Up to this point, the 104 carat Stuart Sapphire had been set in the front of the Imperial State Crown. To accommodate the much larger 317 carat Cullinan II diamond, the crown had to be dismantled, revealing its clever construction, with the different stones set in removable mounts, making it easy to take them out when the crown was not in use. When Garrard’s artisans had finished adjusting the band of the crown to replace the Stuart Sapphire – which was moved to the back of the crown – slowly and carefully it was pieced back together again, now adorned with the Cullinan II.
In a separate memorandum, also dating from 1910, Crown Jeweller Garrard outlines what it has achieved with the setting of the Cullinan I and II diamonds, collectively known as The Stars of Africa. “Not only may the stones be worn with the Crown and Sceptre, but they may also form part of the Queen’s Jewels at State ceremonies,” it states. “When this lesser Star of Africa is in its place, King George’s Crown [the Imperial State Crown] will contain examples of all the methods of diamond cutting from the days of Charles II.”
Alongside this major overhaul of one of the key pieces of regalia in the coronation ritual, Garrard was also commissioned to create a brand-new consort crown for Queen Mary. While Queen Camilla will be wearing an existing crown for the 2023 coronation – the very crown made by Garrard for Queen Mary – her choice breaks with royal protocol because tradition dictates that each new Queen Consort has a consort crown made for them.
Garrard crafted its first Consort Crown in 1901 for the coronation of King Edward VII and Queen Alexandra. Taken apart in 1910 to make the new crown for Queen Mary, the design was inspired by Queen Alexandra’s Crown, with similarly elegant arches that could be removed to form a regal circlet. When it was finished, The Daily Telegraph described it saying, “It has no jewels but diamonds, and the diamonds cluster together as if they had no support but their own light.”
Personally commissioned by Mary, the Queen requested that two other impressive stones cut from the Cullinan Diamond, numbered III and IV, be set into her consort crown in removable mounts so that they could be worn after the coronation as a brooch. The late Queen Elizabeth II, who inherited the diamonds from Mary, was very fond of this particular brooch, affectionately referring to them as “Granny’s Chips”.
Following the completion of the alterations to the Imperial State Crown and the making of Queen Mary’s Crown, Garrard did something that would be inconceivable today: organised an exhibition of the jewels for VIP clients at its headquarters on Albemarle Street. Garrard noted in its coronation memorandum: “With the special consent of the King and by permission of the Lord Chamberlain, Messrs. Garrard displayed on the first floor of their Premises at 24 Albemarle Street, the Imperial State Crown and the Queen’s Crown.” The exhibition would be repeated in 1937 for the coronation of George VI and Queen Elizabeth The Queen Mother, when Garrard made a new Imperial State Crown to replace the one worn by George V, which had been in frequent use by consecutive kings and queens for close to a century.
The role of Crown Jeweller may involve a huge amount of responsibility, yet it also comes with a great deal of joy, particularly on the eve of a coronation.
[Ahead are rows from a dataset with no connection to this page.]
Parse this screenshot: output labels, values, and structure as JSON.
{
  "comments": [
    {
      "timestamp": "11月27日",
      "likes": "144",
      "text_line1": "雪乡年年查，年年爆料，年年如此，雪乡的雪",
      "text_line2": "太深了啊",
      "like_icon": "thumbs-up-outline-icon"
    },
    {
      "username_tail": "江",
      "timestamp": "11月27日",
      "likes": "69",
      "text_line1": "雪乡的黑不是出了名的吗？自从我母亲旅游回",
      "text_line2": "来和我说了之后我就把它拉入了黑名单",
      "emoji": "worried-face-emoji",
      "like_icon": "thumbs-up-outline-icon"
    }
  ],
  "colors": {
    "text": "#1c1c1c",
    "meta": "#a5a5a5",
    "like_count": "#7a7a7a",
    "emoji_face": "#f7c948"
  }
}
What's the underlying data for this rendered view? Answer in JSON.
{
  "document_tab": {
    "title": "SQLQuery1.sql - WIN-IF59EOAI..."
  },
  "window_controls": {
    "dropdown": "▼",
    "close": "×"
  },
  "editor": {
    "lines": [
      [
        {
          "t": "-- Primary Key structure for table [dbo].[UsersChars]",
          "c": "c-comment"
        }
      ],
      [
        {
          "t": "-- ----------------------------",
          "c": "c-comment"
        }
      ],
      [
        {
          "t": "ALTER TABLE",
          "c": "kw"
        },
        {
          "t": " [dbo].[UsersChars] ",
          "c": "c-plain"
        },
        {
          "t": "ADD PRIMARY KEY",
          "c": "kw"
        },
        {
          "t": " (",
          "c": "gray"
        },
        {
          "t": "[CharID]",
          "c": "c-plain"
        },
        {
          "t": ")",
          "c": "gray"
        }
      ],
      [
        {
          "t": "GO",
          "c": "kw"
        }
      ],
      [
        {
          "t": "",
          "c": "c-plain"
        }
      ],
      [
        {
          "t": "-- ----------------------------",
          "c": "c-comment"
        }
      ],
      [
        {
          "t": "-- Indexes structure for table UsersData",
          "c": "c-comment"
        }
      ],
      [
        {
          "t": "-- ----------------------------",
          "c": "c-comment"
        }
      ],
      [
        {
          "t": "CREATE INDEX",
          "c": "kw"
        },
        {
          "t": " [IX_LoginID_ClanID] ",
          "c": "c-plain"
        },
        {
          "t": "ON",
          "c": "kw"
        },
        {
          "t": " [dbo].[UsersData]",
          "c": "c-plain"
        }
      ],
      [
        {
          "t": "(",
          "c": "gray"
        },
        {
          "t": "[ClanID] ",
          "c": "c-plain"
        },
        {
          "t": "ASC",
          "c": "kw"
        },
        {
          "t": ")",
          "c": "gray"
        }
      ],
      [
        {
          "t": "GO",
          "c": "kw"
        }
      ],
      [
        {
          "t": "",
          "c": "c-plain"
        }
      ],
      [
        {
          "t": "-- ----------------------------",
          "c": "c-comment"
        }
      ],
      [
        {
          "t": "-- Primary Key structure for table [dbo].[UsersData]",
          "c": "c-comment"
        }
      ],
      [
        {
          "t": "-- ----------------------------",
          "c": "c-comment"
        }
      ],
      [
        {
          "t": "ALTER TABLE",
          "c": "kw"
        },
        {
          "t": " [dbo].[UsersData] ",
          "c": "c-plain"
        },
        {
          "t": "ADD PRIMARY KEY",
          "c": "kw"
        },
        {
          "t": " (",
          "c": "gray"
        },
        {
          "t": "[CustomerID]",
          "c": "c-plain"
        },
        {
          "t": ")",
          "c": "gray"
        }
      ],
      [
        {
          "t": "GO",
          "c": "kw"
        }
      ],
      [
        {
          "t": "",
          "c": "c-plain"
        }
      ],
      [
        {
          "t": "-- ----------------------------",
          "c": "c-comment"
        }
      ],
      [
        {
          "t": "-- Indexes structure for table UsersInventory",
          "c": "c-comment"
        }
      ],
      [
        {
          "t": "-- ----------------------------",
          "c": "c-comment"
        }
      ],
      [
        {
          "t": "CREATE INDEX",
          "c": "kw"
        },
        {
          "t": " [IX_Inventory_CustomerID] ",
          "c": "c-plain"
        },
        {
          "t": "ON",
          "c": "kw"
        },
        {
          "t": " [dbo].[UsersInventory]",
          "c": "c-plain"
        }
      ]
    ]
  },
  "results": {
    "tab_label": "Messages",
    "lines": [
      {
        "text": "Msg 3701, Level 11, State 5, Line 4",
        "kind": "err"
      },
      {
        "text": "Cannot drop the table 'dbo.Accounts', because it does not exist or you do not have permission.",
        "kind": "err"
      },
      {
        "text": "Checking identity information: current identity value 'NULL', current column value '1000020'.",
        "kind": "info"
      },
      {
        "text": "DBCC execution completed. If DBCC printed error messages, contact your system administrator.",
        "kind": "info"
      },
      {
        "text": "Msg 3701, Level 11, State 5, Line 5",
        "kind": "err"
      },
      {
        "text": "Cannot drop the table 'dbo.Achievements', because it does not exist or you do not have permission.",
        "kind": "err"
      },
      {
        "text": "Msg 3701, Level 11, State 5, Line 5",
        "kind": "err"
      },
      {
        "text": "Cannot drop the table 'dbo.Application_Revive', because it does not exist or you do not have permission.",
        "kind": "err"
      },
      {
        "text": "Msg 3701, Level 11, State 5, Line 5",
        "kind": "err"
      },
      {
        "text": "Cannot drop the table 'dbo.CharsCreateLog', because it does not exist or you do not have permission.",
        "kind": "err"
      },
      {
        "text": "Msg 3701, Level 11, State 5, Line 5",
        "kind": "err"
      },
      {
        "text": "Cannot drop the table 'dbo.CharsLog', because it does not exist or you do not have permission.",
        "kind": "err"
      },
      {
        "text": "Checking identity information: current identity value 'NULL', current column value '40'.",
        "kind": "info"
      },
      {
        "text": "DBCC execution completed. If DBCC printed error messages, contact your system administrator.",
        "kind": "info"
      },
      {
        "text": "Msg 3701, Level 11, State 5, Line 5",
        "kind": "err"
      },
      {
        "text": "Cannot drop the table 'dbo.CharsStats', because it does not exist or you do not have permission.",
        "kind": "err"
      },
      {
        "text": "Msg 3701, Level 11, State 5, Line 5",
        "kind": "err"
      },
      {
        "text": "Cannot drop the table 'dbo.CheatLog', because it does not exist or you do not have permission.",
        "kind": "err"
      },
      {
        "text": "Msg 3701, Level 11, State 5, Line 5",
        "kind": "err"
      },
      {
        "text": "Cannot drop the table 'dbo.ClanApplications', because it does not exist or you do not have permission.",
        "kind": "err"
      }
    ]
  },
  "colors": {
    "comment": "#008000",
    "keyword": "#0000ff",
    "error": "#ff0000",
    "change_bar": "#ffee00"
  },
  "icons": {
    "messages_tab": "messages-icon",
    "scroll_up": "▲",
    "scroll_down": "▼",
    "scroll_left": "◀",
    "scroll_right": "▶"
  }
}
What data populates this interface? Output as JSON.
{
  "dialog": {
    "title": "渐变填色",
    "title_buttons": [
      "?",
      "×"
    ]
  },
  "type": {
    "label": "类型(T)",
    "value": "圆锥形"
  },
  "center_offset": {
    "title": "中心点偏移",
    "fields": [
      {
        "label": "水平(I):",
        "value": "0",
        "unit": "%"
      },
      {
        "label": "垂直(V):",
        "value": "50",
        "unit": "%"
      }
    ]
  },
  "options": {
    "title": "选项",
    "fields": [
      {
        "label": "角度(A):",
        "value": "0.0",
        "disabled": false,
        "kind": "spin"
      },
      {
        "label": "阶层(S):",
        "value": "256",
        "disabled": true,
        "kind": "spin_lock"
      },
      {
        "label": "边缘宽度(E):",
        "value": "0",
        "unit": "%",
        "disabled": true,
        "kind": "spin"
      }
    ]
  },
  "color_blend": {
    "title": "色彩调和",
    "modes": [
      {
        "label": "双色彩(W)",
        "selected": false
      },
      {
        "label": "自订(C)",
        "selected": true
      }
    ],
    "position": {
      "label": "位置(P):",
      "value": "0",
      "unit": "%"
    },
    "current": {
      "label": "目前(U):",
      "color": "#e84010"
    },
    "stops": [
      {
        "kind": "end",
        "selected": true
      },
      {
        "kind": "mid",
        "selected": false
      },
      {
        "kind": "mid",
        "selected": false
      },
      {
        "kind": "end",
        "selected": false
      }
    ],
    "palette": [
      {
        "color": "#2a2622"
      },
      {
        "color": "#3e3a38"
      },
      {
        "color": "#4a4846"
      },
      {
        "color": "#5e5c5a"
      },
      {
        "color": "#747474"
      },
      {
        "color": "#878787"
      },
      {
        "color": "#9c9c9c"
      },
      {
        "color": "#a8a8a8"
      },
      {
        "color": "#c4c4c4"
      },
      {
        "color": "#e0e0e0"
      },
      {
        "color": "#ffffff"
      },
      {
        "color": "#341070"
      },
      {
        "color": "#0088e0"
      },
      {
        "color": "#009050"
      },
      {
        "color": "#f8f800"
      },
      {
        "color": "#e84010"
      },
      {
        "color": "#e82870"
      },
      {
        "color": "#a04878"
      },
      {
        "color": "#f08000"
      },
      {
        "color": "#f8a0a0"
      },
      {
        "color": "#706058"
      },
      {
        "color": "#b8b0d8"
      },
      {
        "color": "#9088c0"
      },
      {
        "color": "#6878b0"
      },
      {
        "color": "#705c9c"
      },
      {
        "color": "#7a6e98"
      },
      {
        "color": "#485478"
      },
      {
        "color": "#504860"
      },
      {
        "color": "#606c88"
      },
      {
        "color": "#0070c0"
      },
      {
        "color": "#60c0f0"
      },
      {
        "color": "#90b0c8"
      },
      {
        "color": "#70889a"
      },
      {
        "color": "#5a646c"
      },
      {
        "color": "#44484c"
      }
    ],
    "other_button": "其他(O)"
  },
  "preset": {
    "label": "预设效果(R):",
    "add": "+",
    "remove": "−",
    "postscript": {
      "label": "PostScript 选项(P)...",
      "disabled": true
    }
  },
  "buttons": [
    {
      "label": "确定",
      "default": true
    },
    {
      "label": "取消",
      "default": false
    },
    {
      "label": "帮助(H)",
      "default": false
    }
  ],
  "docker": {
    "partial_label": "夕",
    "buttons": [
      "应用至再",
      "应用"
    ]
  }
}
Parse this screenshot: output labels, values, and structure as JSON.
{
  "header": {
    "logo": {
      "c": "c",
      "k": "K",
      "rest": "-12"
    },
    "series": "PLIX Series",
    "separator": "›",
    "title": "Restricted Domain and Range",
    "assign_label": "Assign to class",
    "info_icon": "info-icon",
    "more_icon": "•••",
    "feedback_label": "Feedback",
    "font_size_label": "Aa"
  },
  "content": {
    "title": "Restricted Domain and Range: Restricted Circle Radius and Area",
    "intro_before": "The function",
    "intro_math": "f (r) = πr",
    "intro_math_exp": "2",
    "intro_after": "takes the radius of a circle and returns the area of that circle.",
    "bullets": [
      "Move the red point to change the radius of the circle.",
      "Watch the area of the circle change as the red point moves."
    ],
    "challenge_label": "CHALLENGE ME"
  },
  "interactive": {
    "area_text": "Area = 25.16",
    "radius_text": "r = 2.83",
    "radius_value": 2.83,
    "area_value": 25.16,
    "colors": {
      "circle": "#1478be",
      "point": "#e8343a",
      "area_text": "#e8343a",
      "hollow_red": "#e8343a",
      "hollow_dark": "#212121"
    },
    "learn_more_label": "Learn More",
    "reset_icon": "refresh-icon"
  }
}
A rare opportunity to appreciate these historic creations of incalculable value serving the purpose for which they were designed, we couldn’t be prouder of Garrard’s contribution.